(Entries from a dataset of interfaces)
• • • •
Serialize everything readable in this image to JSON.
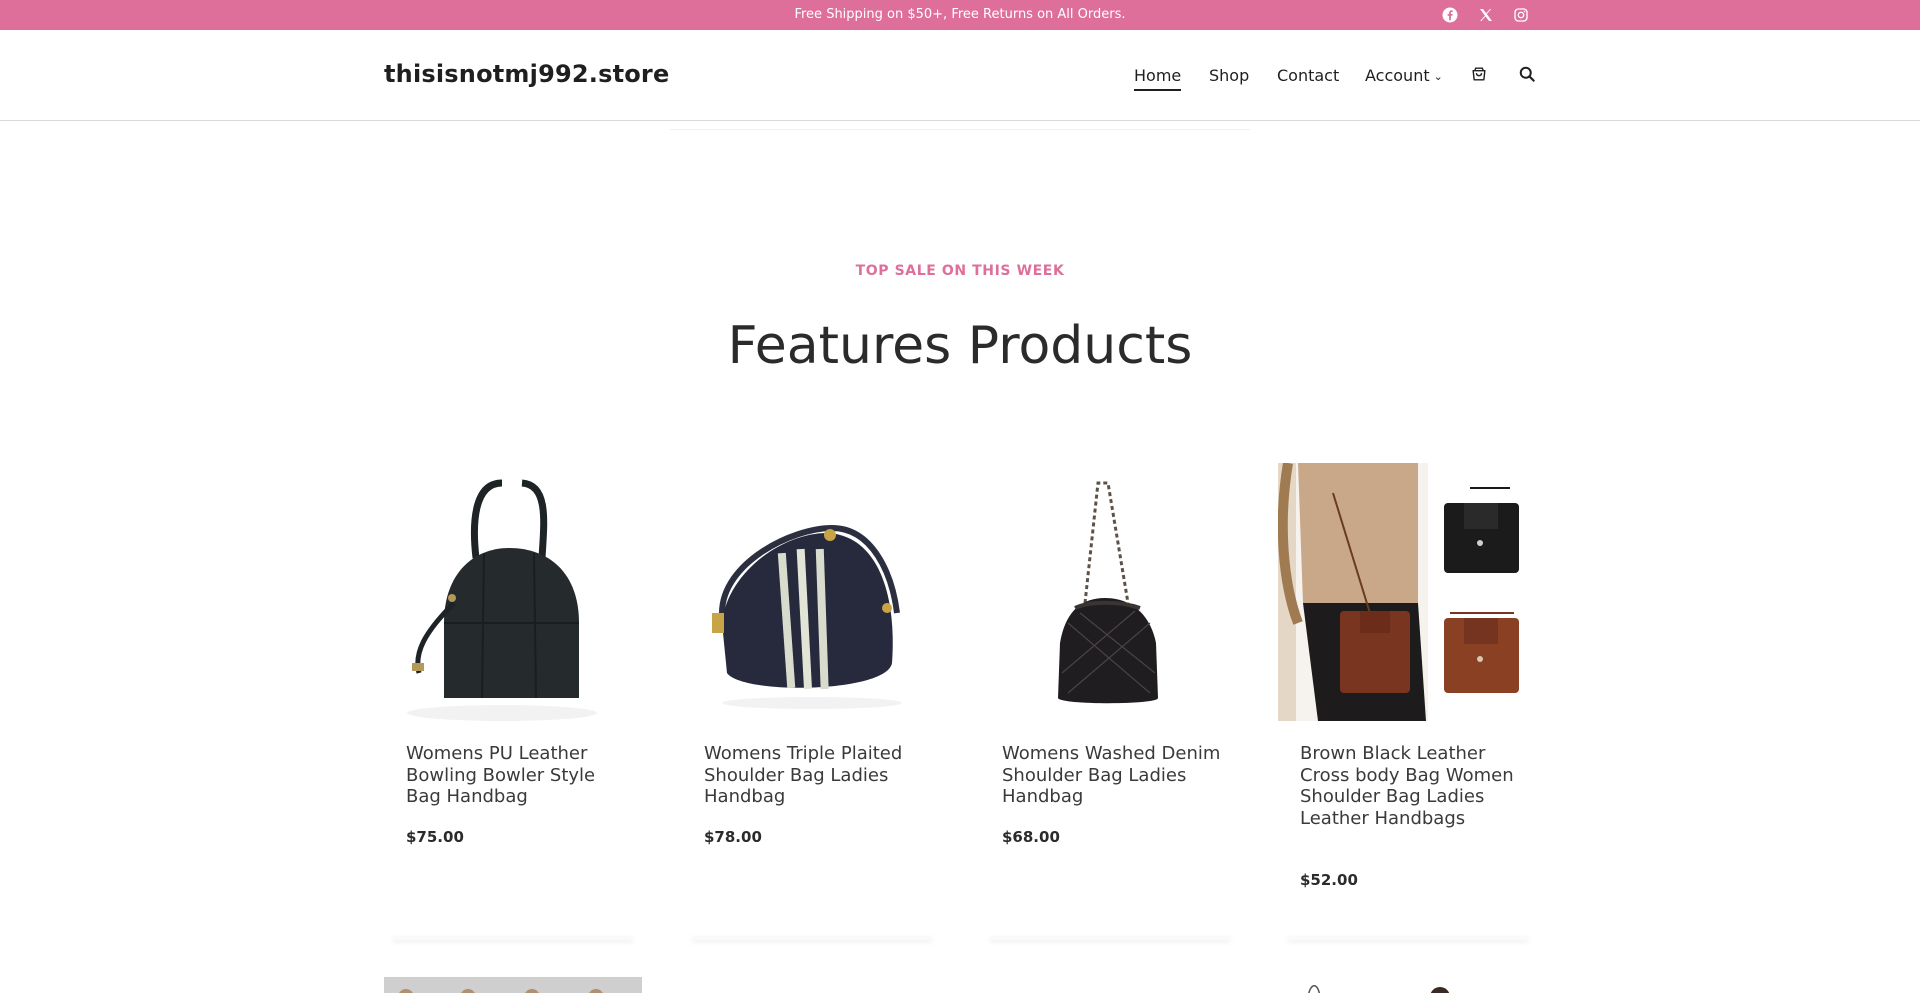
{
  "announcement": "Free Shipping on $50+, Free Returns on All Orders.",
  "social": [
    {
      "icon": "facebook-icon"
    },
    {
      "icon": "x-twitter-icon"
    },
    {
      "icon": "instagram-icon"
    }
  ],
  "brand": "thisisnotmj992.store",
  "nav": {
    "home": "Home",
    "shop": "Shop",
    "contact": "Contact",
    "account": "Account"
  },
  "header_icons": {
    "cart": "cart-icon",
    "search": "search-icon"
  },
  "colors": {
    "accent": "#dd6f9a",
    "text": "#2b2b2b"
  },
  "section": {
    "eyebrow": "TOP SALE ON THIS WEEK",
    "title": "Features Products"
  },
  "products": [
    {
      "title": "Womens PU Leather Bowling Bowler Style Bag Handbag",
      "price": "$75.00"
    },
    {
      "title": "Womens Triple Plaited Shoulder Bag Ladies Handbag",
      "price": "$78.00"
    },
    {
      "title": "Womens Washed Denim Shoulder Bag Ladies Handbag",
      "price": "$68.00"
    },
    {
      "title": "Brown Black Leather Cross body Bag Women Shoulder Bag Ladies Leather Handbags",
      "price": "$52.00"
    }
  ]
}
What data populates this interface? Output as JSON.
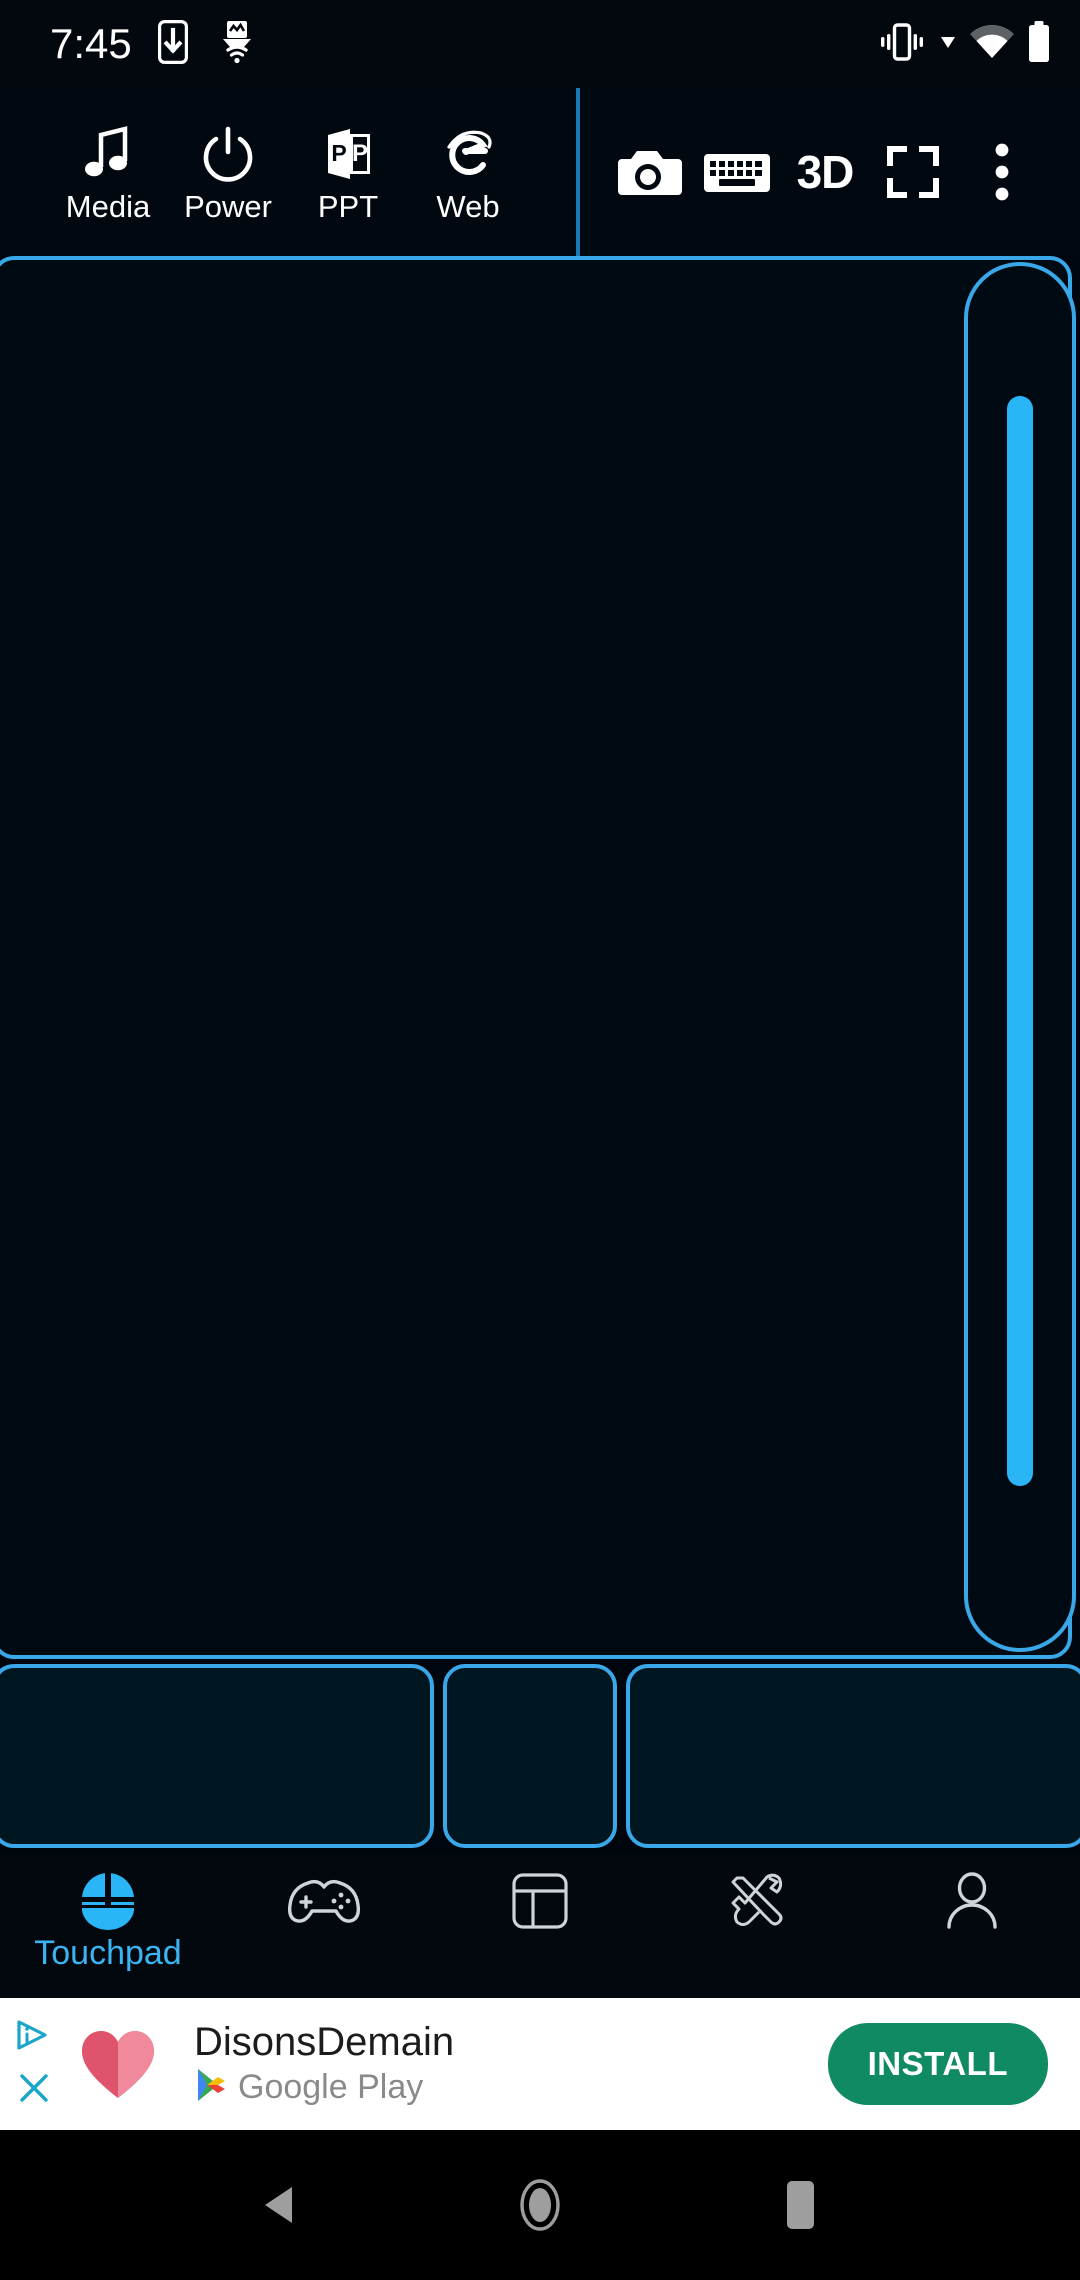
{
  "status_bar": {
    "time": "7:45",
    "left_icons": [
      "phone-download-icon",
      "wifi-transfer-icon"
    ],
    "right_icons": [
      "vibrate-icon",
      "dropdown-caret-icon",
      "wifi-signal-icon",
      "battery-full-icon"
    ]
  },
  "toolbar": {
    "shortcuts": [
      {
        "label": "Media",
        "icon": "music-note-icon"
      },
      {
        "label": "Power",
        "icon": "power-icon"
      },
      {
        "label": "PPT",
        "icon": "powerpoint-icon"
      },
      {
        "label": "Web",
        "icon": "internet-explorer-icon"
      }
    ],
    "actions": [
      {
        "name": "camera-icon",
        "label": ""
      },
      {
        "name": "keyboard-icon",
        "label": ""
      },
      {
        "name": "three-d-icon",
        "label": "3D"
      },
      {
        "name": "fullscreen-icon",
        "label": ""
      },
      {
        "name": "overflow-menu-icon",
        "label": ""
      }
    ]
  },
  "touchpad": {
    "label": "touchpad-surface",
    "scrollbar": {
      "name": "vertical-scrollbar",
      "thumb": "scrollbar-thumb"
    }
  },
  "mouse_buttons": [
    {
      "name": "left-click-button"
    },
    {
      "name": "middle-click-button"
    },
    {
      "name": "right-click-button"
    }
  ],
  "bottom_nav": {
    "active": "Touchpad",
    "items": [
      {
        "label": "Touchpad",
        "icon": "mouse-icon",
        "active": true
      },
      {
        "label": "",
        "icon": "gamepad-icon",
        "active": false
      },
      {
        "label": "",
        "icon": "layout-panels-icon",
        "active": false
      },
      {
        "label": "",
        "icon": "tools-icon",
        "active": false
      },
      {
        "label": "",
        "icon": "profile-person-icon",
        "active": false
      }
    ]
  },
  "ad": {
    "title": "DisonsDemain",
    "store": "Google Play",
    "install_label": "INSTALL",
    "adchoices_icon": "adchoices-icon",
    "close_icon": "close-icon",
    "app_icon": "heart-logo-icon"
  },
  "system_nav": {
    "back": "back-button",
    "home": "home-button",
    "recents": "recents-button"
  },
  "colors": {
    "accent_blue": "#3aa8e8",
    "thumb_blue": "#29b5f6",
    "nav_active": "#3ab4f2",
    "install_green": "#0f8a63",
    "background": "#00060d",
    "touchpad_fill": "#000a12",
    "button_fill": "#001620"
  }
}
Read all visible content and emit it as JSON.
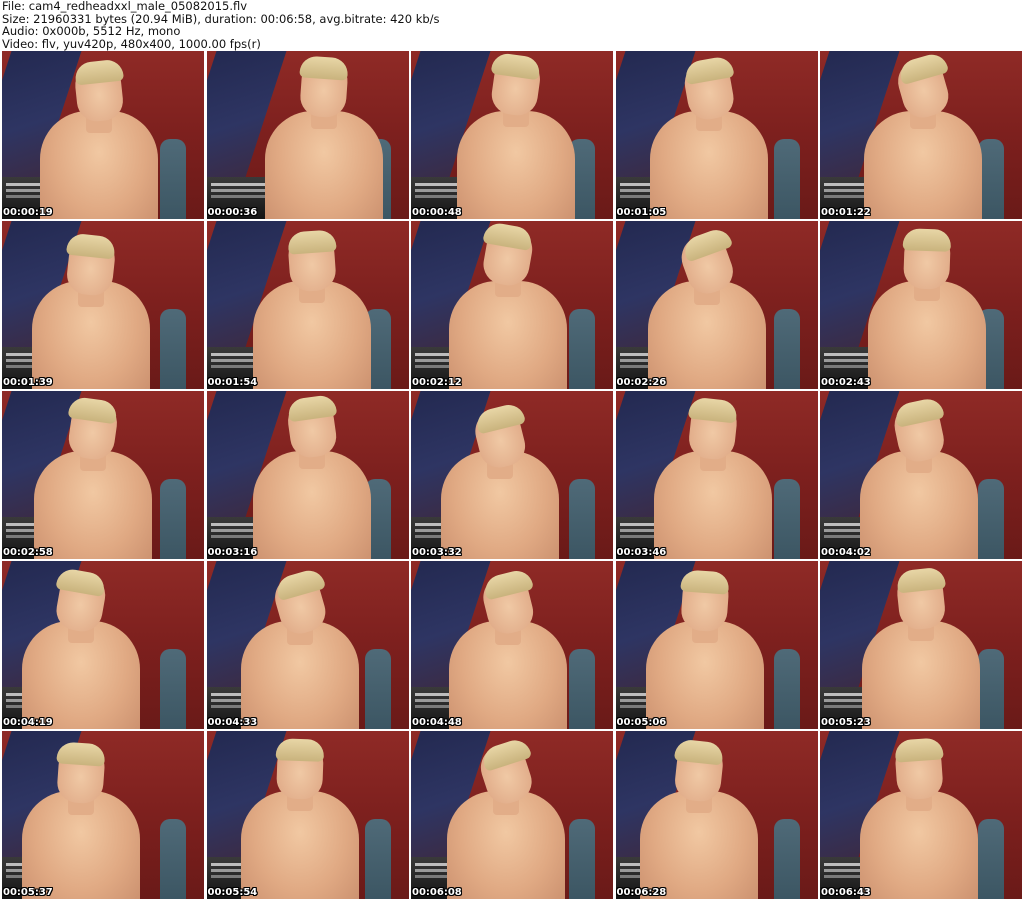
{
  "info": {
    "file_line": "File: cam4_redheadxxl_male_05082015.flv",
    "size_line": "Size: 21960331 bytes (20.94 MiB), duration: 00:06:58, avg.bitrate: 420 kb/s",
    "audio_line": "Audio: 0x000b, 5512 Hz, mono",
    "video_line": "Video: flv, yuv420p, 480x400, 1000.00 fps(r)"
  },
  "thumbnails": [
    {
      "timestamp": "00:00:19"
    },
    {
      "timestamp": "00:00:36"
    },
    {
      "timestamp": "00:00:48"
    },
    {
      "timestamp": "00:01:05"
    },
    {
      "timestamp": "00:01:22"
    },
    {
      "timestamp": "00:01:39"
    },
    {
      "timestamp": "00:01:54"
    },
    {
      "timestamp": "00:02:12"
    },
    {
      "timestamp": "00:02:26"
    },
    {
      "timestamp": "00:02:43"
    },
    {
      "timestamp": "00:02:58"
    },
    {
      "timestamp": "00:03:16"
    },
    {
      "timestamp": "00:03:32"
    },
    {
      "timestamp": "00:03:46"
    },
    {
      "timestamp": "00:04:02"
    },
    {
      "timestamp": "00:04:19"
    },
    {
      "timestamp": "00:04:33"
    },
    {
      "timestamp": "00:04:48"
    },
    {
      "timestamp": "00:05:06"
    },
    {
      "timestamp": "00:05:23"
    },
    {
      "timestamp": "00:05:37"
    },
    {
      "timestamp": "00:05:54"
    },
    {
      "timestamp": "00:06:08"
    },
    {
      "timestamp": "00:06:28"
    },
    {
      "timestamp": "00:06:43"
    }
  ],
  "colors": {
    "background": "#ffffff",
    "header_text": "#111111",
    "timestamp_text": "#ffffff",
    "timestamp_outline": "#000000"
  }
}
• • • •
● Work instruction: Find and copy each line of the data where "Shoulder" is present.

● Result for this exercise:
      "title": "Womens Triple Plaited Shoulder Bag Ladies Handbag",
      "title": "Womens Washed Denim Shoulder Bag Ladies Handbag",
      "title": "Brown Black Leather Cross body Bag Women Shoulder Bag Ladies Leather Handbags",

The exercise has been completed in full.